Not to be confused with last year’s horror movie called Beneath, about teenagers being devoured by a giant catfish, this year’s horror movie called Beneath involves a threat from underground rather than from underwater. On the eve of retirement after three decades or so as a miner, George Marsh (Jeff Fahey) celebrates in a bar with a group of his tunnel-happy buddies and his daughter, Samantha (Kelly Noonan), who pointedly goes by the unisex name Sam. Needled by the guys about not having the strength or courage to do what they do for a living, Sam volunteers to descend into the mine the following day—her father’s last—and prove them all wrong. No sooner has she swung her pickaxe a few times, however, than a cave-in traps the entire crew, killing several miners and forcing the survivors to hole up in an emergency shelter while they await what will likely be a slow rescue. But if they’re all inside this oxygen-equipped tent, then who’s making those disturbing noises on the outside?
It’s probably quixotic to expect a horror movie involving miners to be figuratively as well as literally groundbreaking. Still, The Descent demonstrated that claustrophobia plus monsters can be a terrifying combo, so Beneath’s basic premise seems sturdy enough, especially once the miners head out into the tunnels with their flashlights to see what’s what. Unfortunately, the film suggests right from the outset that characters may be hallucinating the scary stuff, due to some sort of ill-defined “bad air” that reportedly doomed another group of miners in the same location decades earlier. There’s a token effort to create some ambiguity about whether some of the miners, both dead and alive, have become zombies, or maybe mutants, or just really damn ugly and homicidal. Given that people’s faces are changing to nightmare visions and then back again in a matter of seconds, however—and only as experienced by Sam—hallucination seems by far the likeliest hypothesis, with random madness a close second. Either way, the strong sense that nothing much is actually happening tends to curtail any gooseflesh.

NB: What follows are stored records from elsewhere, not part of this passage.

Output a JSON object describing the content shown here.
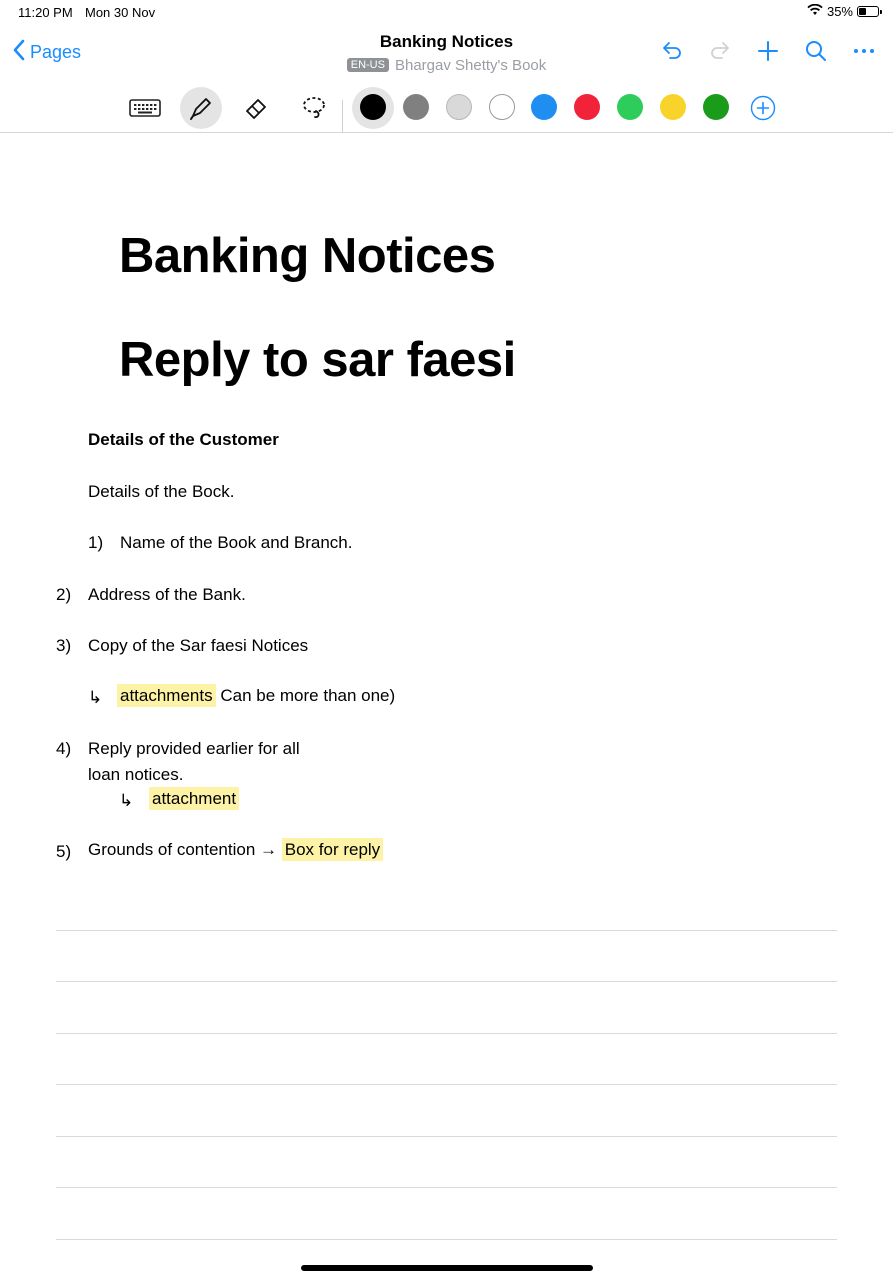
{
  "status": {
    "time": "11:20 PM",
    "date": "Mon 30 Nov",
    "battery": "35%",
    "battery_level": 0.35
  },
  "nav": {
    "back_label": "Pages",
    "title": "Banking Notices",
    "lang": "EN-US",
    "notebook": "Bhargav Shetty's Book",
    "icons": [
      "undo-icon",
      "redo-icon",
      "add-icon",
      "search-icon",
      "more-icon"
    ]
  },
  "toolbar": {
    "tools": [
      "keyboard-icon",
      "pen-icon",
      "eraser-icon",
      "lasso-icon"
    ],
    "active_tool": "pen",
    "colors": [
      "#000000",
      "#808080",
      "#d9d9d9",
      "#ffffff",
      "#1e8ef0",
      "#f1223a",
      "#2ecc5a",
      "#f8d32a",
      "#1a9b1a"
    ],
    "selected_color": "#000000"
  },
  "doc": {
    "title": "Banking Notices",
    "subtitle": "Reply to sar faesi",
    "section": "Details of the Customer",
    "line1": "Details of the Bock.",
    "i1_num": "1)",
    "i1_text": "Name of the Book and Branch.",
    "i2_num": "2)",
    "i2_text": "Address of the Bank.",
    "i3_num": "3)",
    "i3_text": "Copy of the Sar faesi Notices",
    "i3_sub_hl": "attachments",
    "i3_sub_text": "Can be more than one)",
    "i4_num": "4)",
    "i4_text1": "Reply provided earlier for all",
    "i4_text2": "loan notices.",
    "i4_sub_hl": "attachment",
    "i5_num": "5)",
    "i5_text": "Grounds of contention →",
    "i5_hl": "Box for reply",
    "arrow_glyph": "↳"
  }
}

More troublesome than the lack of scares, though, is the absence of even one remotely interesting character. Noonan gives Sam a welcome tartness in the early scenes above ground, but she’s quickly reduced to a generic panic-stricken scream queen once the mild booga-booga begins. Still, at least she’s identifiable, which is more than can be said for the mostly interchangeable gang of grunts surrounding her. Fahey, who can be a lot of fun if given an opportunity (see Grindhouse), has nothing to do except project weary authority, and everybody else has precisely one dull trait apiece: the nice guy (Joey Kern), the coot (Brent Briscoe), the loose cannon (Eric Etebari), etc. Director Ben Ketai exacerbates the problem by shooting the action realistically, meaning that the film consists almost entirely of people with faces blackened with coal dust, wandering around in almost complete darkness. It’s hard to tell who’s who; it doesn’t really matter, because they’re all equally bland, and the threat these ciphers face is almost certainly nonexistent. It’s just about the perfect formula for tedium. Where’s a giant man-eating catfish when you need one?